Task goal
List each line of the data that holds the word "this".

Excerpted records
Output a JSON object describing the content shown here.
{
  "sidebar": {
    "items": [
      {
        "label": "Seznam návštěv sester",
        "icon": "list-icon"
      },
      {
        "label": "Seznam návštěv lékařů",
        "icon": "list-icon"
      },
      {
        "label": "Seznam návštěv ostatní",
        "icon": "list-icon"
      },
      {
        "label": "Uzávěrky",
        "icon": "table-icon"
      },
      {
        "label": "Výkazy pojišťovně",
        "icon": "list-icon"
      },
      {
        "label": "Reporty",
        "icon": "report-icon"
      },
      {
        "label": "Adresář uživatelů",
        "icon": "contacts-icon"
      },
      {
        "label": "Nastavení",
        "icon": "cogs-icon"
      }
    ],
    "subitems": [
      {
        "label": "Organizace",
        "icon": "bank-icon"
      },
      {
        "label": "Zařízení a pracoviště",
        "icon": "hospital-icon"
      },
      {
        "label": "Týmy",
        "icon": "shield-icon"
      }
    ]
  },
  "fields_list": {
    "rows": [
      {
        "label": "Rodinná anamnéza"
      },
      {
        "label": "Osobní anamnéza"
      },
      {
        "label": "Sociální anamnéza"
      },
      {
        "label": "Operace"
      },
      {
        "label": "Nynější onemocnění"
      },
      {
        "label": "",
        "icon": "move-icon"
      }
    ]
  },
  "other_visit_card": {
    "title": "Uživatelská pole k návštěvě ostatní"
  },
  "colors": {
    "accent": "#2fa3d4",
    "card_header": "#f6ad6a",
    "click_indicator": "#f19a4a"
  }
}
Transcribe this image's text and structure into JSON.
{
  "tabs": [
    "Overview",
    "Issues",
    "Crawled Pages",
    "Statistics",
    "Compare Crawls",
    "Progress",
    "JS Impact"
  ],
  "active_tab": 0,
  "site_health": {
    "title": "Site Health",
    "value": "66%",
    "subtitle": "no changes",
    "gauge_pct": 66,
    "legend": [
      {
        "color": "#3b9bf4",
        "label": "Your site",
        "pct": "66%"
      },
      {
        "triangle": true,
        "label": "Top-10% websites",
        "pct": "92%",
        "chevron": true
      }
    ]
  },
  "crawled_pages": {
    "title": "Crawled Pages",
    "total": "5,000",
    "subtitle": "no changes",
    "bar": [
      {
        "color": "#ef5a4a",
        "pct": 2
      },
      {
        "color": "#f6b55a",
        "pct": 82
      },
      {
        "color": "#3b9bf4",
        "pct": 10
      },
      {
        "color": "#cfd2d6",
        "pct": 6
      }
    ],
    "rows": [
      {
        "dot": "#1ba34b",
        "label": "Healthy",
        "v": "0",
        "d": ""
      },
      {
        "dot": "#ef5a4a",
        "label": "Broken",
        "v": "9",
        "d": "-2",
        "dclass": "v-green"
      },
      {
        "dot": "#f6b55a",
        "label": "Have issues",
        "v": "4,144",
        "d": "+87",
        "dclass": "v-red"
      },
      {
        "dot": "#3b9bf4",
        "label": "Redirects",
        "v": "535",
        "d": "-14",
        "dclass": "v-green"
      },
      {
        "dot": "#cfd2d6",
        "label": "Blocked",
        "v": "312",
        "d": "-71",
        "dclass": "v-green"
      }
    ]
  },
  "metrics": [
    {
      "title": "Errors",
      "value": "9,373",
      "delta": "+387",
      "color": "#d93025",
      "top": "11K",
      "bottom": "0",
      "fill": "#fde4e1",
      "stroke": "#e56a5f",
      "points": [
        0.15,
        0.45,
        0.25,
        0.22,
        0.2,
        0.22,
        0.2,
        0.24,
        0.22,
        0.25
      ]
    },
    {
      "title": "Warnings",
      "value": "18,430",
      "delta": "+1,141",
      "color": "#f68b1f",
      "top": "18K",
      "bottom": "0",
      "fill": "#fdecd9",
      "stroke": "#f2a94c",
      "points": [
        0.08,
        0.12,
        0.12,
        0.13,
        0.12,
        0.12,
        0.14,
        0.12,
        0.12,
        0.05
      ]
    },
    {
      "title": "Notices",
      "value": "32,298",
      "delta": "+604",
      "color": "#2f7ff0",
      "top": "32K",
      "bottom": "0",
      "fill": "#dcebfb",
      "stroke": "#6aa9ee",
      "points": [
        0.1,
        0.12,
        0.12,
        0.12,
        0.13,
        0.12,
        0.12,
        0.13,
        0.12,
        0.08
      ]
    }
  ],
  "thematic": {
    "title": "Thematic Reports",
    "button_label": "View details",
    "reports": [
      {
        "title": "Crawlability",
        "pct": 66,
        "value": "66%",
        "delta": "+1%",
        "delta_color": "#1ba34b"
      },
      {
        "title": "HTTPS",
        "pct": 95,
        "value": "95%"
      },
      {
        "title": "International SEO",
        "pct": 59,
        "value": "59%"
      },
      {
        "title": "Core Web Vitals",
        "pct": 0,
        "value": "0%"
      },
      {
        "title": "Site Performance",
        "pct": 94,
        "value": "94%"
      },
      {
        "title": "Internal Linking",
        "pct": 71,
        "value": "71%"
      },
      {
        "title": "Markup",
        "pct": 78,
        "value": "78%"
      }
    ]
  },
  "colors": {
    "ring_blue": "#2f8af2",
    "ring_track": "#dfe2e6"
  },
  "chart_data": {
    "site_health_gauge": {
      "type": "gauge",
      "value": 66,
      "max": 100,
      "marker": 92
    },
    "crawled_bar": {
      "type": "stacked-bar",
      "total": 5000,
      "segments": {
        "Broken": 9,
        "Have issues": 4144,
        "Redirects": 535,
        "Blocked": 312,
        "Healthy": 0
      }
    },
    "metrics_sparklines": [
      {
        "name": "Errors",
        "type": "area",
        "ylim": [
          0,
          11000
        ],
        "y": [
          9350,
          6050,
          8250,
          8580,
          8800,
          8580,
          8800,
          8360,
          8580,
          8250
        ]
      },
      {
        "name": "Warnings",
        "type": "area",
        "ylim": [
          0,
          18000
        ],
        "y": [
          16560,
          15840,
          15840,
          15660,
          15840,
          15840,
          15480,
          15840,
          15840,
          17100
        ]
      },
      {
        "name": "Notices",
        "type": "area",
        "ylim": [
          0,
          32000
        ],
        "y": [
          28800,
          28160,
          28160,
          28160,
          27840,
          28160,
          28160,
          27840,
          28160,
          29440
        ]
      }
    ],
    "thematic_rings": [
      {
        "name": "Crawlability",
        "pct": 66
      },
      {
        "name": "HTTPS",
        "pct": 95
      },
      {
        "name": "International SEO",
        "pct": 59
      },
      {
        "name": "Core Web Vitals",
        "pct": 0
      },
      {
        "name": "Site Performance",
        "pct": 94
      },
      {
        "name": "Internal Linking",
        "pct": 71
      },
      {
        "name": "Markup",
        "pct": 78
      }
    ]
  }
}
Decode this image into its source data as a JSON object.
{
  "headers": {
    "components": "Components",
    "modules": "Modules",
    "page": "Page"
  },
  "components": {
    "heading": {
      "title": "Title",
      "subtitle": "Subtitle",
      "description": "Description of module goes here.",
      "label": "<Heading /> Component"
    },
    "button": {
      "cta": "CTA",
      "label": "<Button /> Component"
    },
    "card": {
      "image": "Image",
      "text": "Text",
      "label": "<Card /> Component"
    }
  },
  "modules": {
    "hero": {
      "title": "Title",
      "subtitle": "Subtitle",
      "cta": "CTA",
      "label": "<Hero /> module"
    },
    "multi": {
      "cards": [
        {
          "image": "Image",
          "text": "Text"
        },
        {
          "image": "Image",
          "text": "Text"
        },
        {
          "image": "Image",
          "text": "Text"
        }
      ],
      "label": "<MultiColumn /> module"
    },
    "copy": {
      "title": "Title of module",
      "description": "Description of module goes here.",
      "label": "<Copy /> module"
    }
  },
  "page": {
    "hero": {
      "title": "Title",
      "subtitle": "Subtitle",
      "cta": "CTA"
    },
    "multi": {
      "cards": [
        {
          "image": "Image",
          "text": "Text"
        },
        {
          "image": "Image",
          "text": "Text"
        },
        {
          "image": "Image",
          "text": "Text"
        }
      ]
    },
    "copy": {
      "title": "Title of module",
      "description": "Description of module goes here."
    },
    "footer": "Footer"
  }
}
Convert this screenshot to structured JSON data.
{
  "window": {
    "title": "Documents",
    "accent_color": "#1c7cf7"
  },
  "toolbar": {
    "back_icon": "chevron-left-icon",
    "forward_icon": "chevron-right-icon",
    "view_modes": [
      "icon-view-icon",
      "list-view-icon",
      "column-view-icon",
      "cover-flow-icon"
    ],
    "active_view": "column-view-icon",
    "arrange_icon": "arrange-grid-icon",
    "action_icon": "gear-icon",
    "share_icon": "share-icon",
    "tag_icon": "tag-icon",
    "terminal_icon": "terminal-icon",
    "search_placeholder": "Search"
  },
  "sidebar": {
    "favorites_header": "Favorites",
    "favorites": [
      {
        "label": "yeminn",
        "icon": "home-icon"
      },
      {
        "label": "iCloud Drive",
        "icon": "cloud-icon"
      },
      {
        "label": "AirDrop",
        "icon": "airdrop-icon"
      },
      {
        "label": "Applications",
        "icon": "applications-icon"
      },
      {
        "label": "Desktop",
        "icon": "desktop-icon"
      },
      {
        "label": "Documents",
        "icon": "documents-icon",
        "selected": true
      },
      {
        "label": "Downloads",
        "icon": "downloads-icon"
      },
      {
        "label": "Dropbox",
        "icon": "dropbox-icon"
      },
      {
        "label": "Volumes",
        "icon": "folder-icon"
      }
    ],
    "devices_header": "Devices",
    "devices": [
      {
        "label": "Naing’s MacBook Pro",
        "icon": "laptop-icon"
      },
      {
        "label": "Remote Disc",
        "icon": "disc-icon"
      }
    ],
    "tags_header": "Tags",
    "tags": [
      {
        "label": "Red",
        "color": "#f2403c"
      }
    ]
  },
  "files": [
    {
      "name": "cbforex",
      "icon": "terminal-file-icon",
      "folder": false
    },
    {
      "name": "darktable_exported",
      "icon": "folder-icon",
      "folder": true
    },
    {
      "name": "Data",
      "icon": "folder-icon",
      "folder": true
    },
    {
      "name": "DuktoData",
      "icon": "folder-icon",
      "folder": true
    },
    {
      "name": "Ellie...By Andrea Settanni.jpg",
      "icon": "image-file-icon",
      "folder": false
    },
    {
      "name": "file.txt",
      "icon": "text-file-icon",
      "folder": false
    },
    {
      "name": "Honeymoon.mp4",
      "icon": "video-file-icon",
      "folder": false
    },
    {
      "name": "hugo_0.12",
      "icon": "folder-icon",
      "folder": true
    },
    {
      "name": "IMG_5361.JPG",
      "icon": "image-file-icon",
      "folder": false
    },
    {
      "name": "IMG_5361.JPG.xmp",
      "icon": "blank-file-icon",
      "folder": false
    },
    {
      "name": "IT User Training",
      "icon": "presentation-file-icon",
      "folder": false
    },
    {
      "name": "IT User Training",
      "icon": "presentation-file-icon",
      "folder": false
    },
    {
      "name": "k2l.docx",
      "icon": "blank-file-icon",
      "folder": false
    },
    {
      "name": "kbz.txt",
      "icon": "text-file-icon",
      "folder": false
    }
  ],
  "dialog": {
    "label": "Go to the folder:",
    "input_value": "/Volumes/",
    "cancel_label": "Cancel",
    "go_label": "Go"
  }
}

Task solution
Transcribe this image's text and structure into JSON.
Decode this image into its source data as a JSON object.
Convert this screenshot to structured JSON data.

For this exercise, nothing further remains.